Standard treatment for ovarian cancer is systemic therapy; as a rule it comprises surgical excision, chemotherapy and, in selected cases, radiotherapy. The scope of the surgical excision and its relation to chemotherapy recently underwent certain changes. On the one hand, the use of taxanes and platinum derivates has enhanced the role of chemotherapy; on the other hand, progress in surgery has enabled what only a few years ago were limitations to be overcome. Already in the 1970s, a link was suggested between the completeness of the surgical excision and the prolongation of the time period for both overall and progression-free survival. Now after the publication of several randomized trials, a direct correlation has been made between complete cytoreduction performed during the primary surgery and the prolongation of the time period for both overall and progression-free survival. It appears that non-resectability depends mainly on the experience of the surgeon and the degree of infiltration of the bowels and superior mesenteric vessels and bile ducts. Imaging studies are of no use in determining the resectability of lesions. Consequently, patients should not be qualified for lymphadenectomy based solely on the results of imaging studies.

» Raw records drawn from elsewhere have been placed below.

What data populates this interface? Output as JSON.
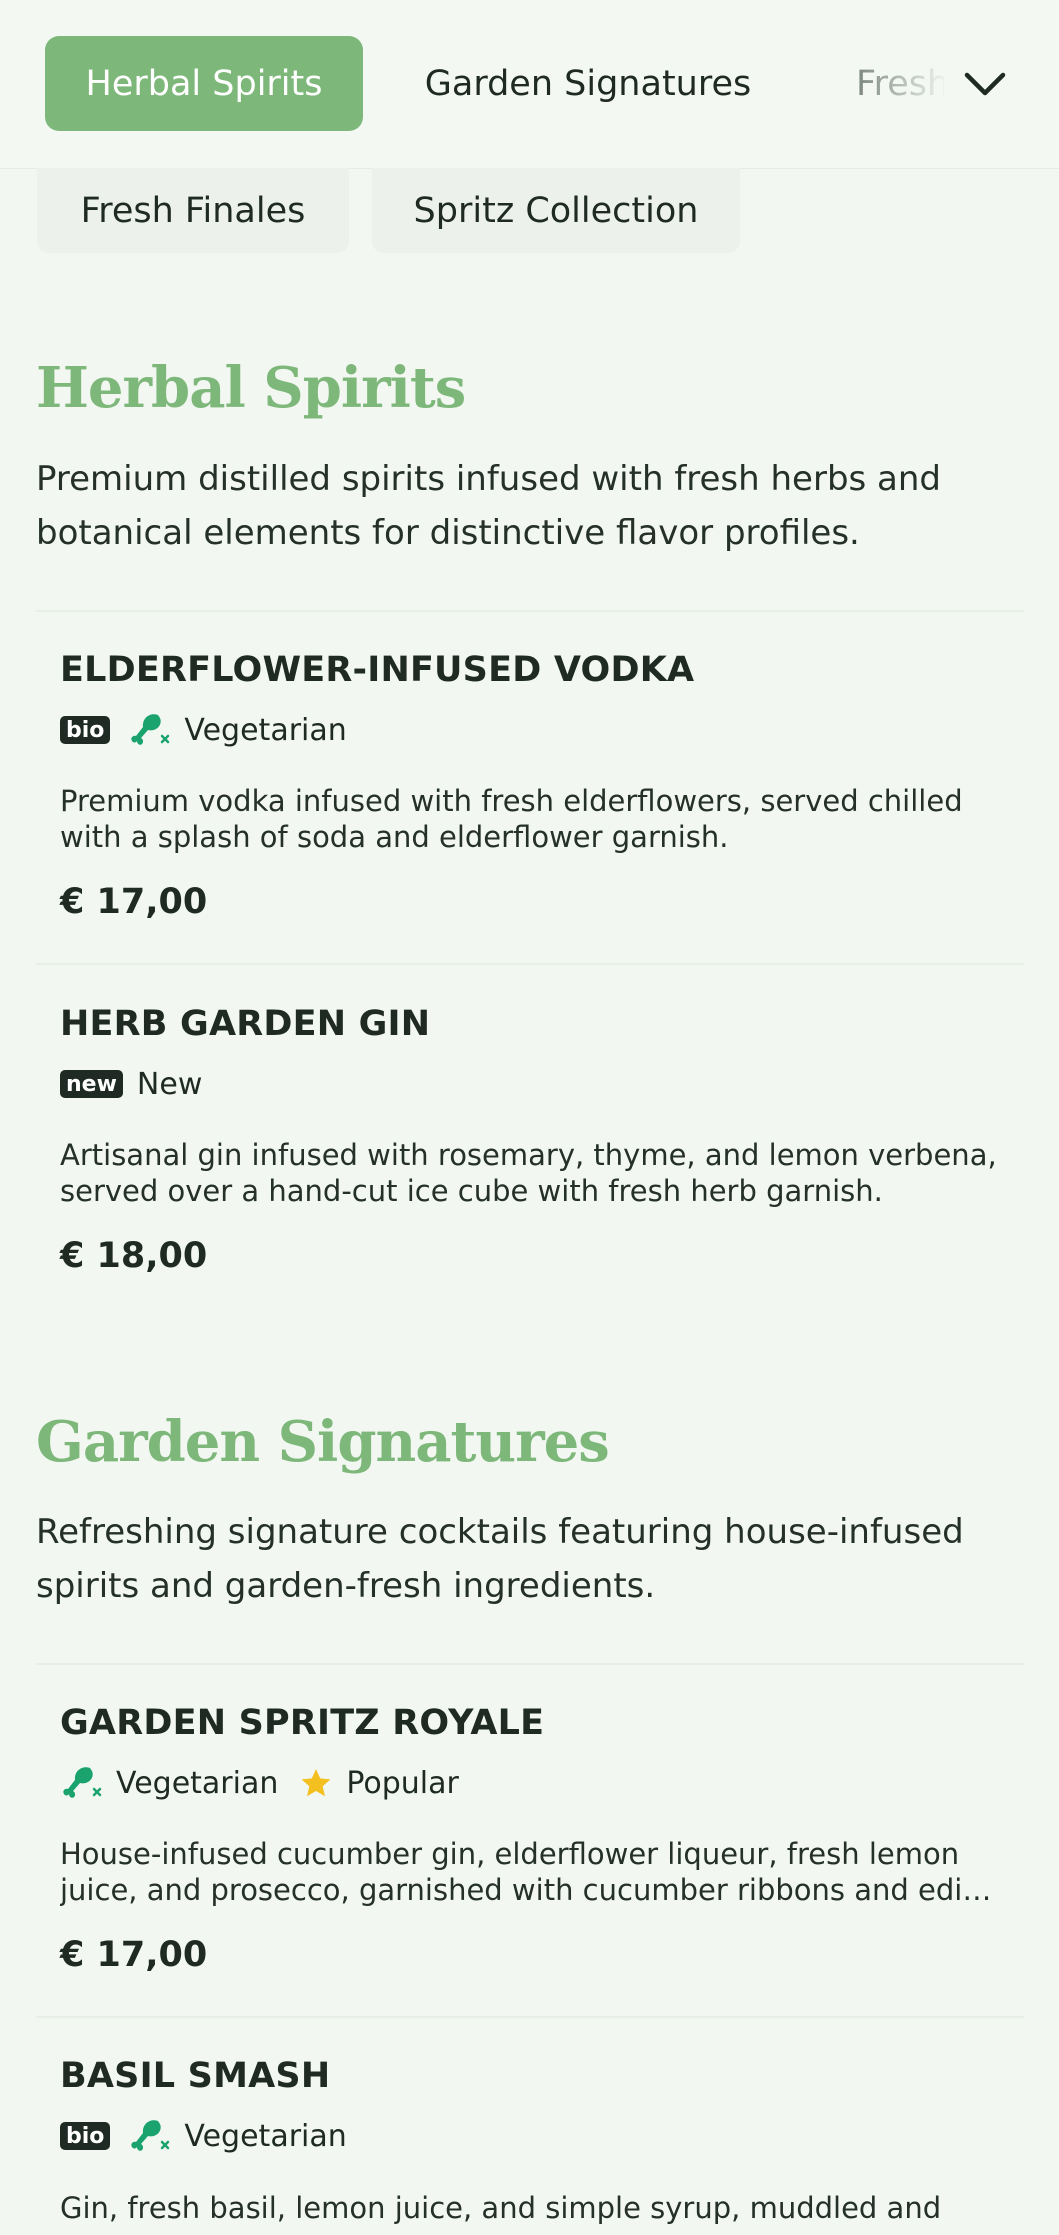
{
  "nav": {
    "tabs": [
      {
        "label": "Herbal Spirits",
        "active": true
      },
      {
        "label": "Garden Signatures",
        "active": false
      },
      {
        "label": "Fresh Finales",
        "active": false
      }
    ],
    "overflow_chips": [
      {
        "label": "Fresh Finales"
      },
      {
        "label": "Spritz Collection"
      }
    ],
    "expand_icon": "chevron-down-icon"
  },
  "colors": {
    "accent": "#7db87a",
    "badge_bg": "#1f2a24",
    "vegetarian_icon": "#1aa36c",
    "popular_star": "#f4c020",
    "background": "#f2f7f1"
  },
  "sections": [
    {
      "title": "Herbal Spirits",
      "description": "Premium distilled spirits infused with fresh herbs and botanical elements for distinctive flavor profiles.",
      "items": [
        {
          "name": "ELDERFLOWER-INFUSED VODKA",
          "tags": [
            {
              "type": "badge",
              "text": "bio"
            },
            {
              "type": "icon",
              "icon": "vegetarian-drumstick-icon",
              "label": "Vegetarian"
            }
          ],
          "description": "Premium vodka infused with fresh elderflowers, served chilled with a splash of soda and elderflower garnish.",
          "price": "€ 17,00"
        },
        {
          "name": "HERB GARDEN GIN",
          "tags": [
            {
              "type": "badge",
              "text": "new",
              "label": "New"
            }
          ],
          "description": "Artisanal gin infused with rosemary, thyme, and lemon verbena, served over a hand-cut ice cube with fresh herb garnish.",
          "price": "€ 18,00"
        }
      ]
    },
    {
      "title": "Garden Signatures",
      "description": "Refreshing signature cocktails featuring house-infused spirits and garden-fresh ingredients.",
      "items": [
        {
          "name": "GARDEN SPRITZ ROYALE",
          "tags": [
            {
              "type": "icon",
              "icon": "vegetarian-drumstick-icon",
              "label": "Vegetarian"
            },
            {
              "type": "icon",
              "icon": "star-icon",
              "label": "Popular"
            }
          ],
          "description_line1": "House-infused cucumber gin, elderflower liqueur, fresh lemon",
          "description_line2": "juice, and prosecco, garnished with cucumber ribbons and edibl…",
          "price": "€ 17,00"
        },
        {
          "name": "BASIL SMASH",
          "tags": [
            {
              "type": "badge",
              "text": "bio"
            },
            {
              "type": "icon",
              "icon": "vegetarian-drumstick-icon",
              "label": "Vegetarian"
            }
          ],
          "description": "Gin, fresh basil, lemon juice, and simple syrup, muddled and"
        }
      ]
    }
  ]
}
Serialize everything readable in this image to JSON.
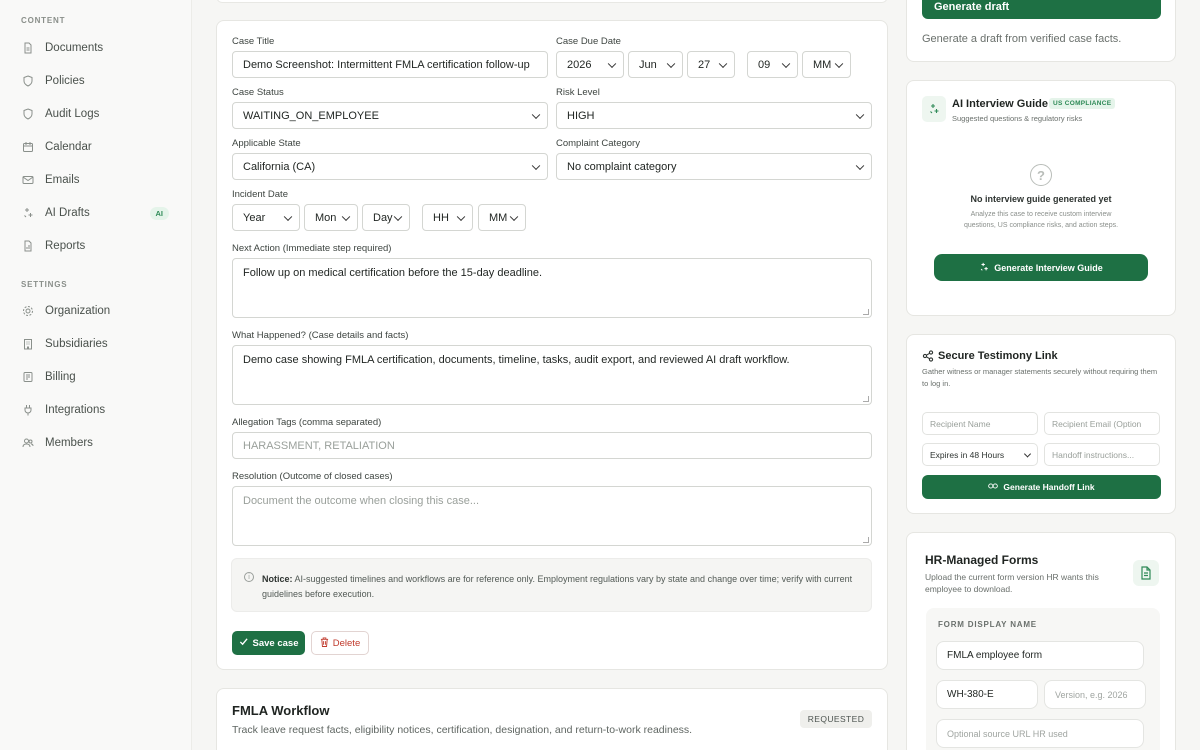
{
  "sidebar": {
    "content_label": "CONTENT",
    "settings_label": "SETTINGS",
    "content_items": [
      {
        "label": "Documents",
        "icon": "document-icon"
      },
      {
        "label": "Policies",
        "icon": "shield-icon"
      },
      {
        "label": "Audit Logs",
        "icon": "shield-icon"
      },
      {
        "label": "Calendar",
        "icon": "calendar-icon"
      },
      {
        "label": "Emails",
        "icon": "mail-icon"
      },
      {
        "label": "AI Drafts",
        "icon": "sparkle-icon",
        "badge": "AI"
      },
      {
        "label": "Reports",
        "icon": "report-icon"
      }
    ],
    "settings_items": [
      {
        "label": "Organization",
        "icon": "gear-icon"
      },
      {
        "label": "Subsidiaries",
        "icon": "building-icon"
      },
      {
        "label": "Billing",
        "icon": "card-icon"
      },
      {
        "label": "Integrations",
        "icon": "plug-icon"
      },
      {
        "label": "Members",
        "icon": "users-icon"
      }
    ]
  },
  "case_form": {
    "title_label": "Case Title",
    "title_value": "Demo Screenshot: Intermittent FMLA certification follow-up",
    "due_date_label": "Case Due Date",
    "due_year": "2026",
    "due_month": "Jun",
    "due_day": "27",
    "due_hour": "09",
    "due_minute": "MM",
    "status_label": "Case Status",
    "status_value": "WAITING_ON_EMPLOYEE",
    "risk_label": "Risk Level",
    "risk_value": "HIGH",
    "state_label": "Applicable State",
    "state_value": "California (CA)",
    "complaint_label": "Complaint Category",
    "complaint_value": "No complaint category",
    "incident_label": "Incident Date",
    "incident_year": "Year",
    "incident_month": "Mon",
    "incident_day": "Day",
    "incident_hour": "HH",
    "incident_minute": "MM",
    "next_action_label": "Next Action (Immediate step required)",
    "next_action_value": "Follow up on medical certification before the 15-day deadline.",
    "what_happened_label": "What Happened? (Case details and facts)",
    "what_happened_value": "Demo case showing FMLA certification, documents, timeline, tasks, audit export, and reviewed AI draft workflow.",
    "tags_label": "Allegation Tags (comma separated)",
    "tags_placeholder": "HARASSMENT, RETALIATION",
    "resolution_label": "Resolution (Outcome of closed cases)",
    "resolution_placeholder": "Document the outcome when closing this case...",
    "notice_bold": "Notice:",
    "notice_text": "AI-suggested timelines and workflows are for reference only. Employment regulations vary by state and change over time; verify with current guidelines before execution.",
    "save_label": "Save case",
    "delete_label": "Delete"
  },
  "fmla": {
    "title": "FMLA Workflow",
    "subtitle": "Track leave request facts, eligibility notices, certification, designation, and return-to-work readiness.",
    "status": "REQUESTED"
  },
  "draft": {
    "button": "Generate draft",
    "text": "Generate a draft from verified case facts."
  },
  "interview": {
    "title": "AI Interview Guide",
    "badge": "US COMPLIANCE",
    "subtitle": "Suggested questions & regulatory risks",
    "empty_title": "No interview guide generated yet",
    "empty_sub": "Analyze this case to receive custom interview questions, US compliance risks, and action steps.",
    "button": "Generate Interview Guide"
  },
  "testimony": {
    "title": "Secure Testimony Link",
    "subtitle": "Gather witness or manager statements securely without requiring them to log in.",
    "recipient_name_ph": "Recipient Name",
    "recipient_email_ph": "Recipient Email (Option",
    "expiry_value": "Expires in 48 Hours",
    "handoff_ph": "Handoff instructions...",
    "button": "Generate Handoff Link"
  },
  "forms": {
    "title": "HR-Managed Forms",
    "subtitle": "Upload the current form version HR wants this employee to download.",
    "display_name_label": "FORM DISPLAY NAME",
    "display_name_value": "FMLA employee form",
    "form_code": "WH-380-E",
    "version_ph": "Version, e.g. 2026",
    "source_ph": "Optional source URL HR used"
  }
}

Systemic excision of pelvic and para-aortic lymph nodes is a permanent component of the surgical treatment of ovarian cancer in: 1) patients in the early clinical stages within the scope of staging; 2) patients with clinically positive nodes as a component of cytoreduction; 3) patients after complete cytoreduction as a prognosis-improving factor.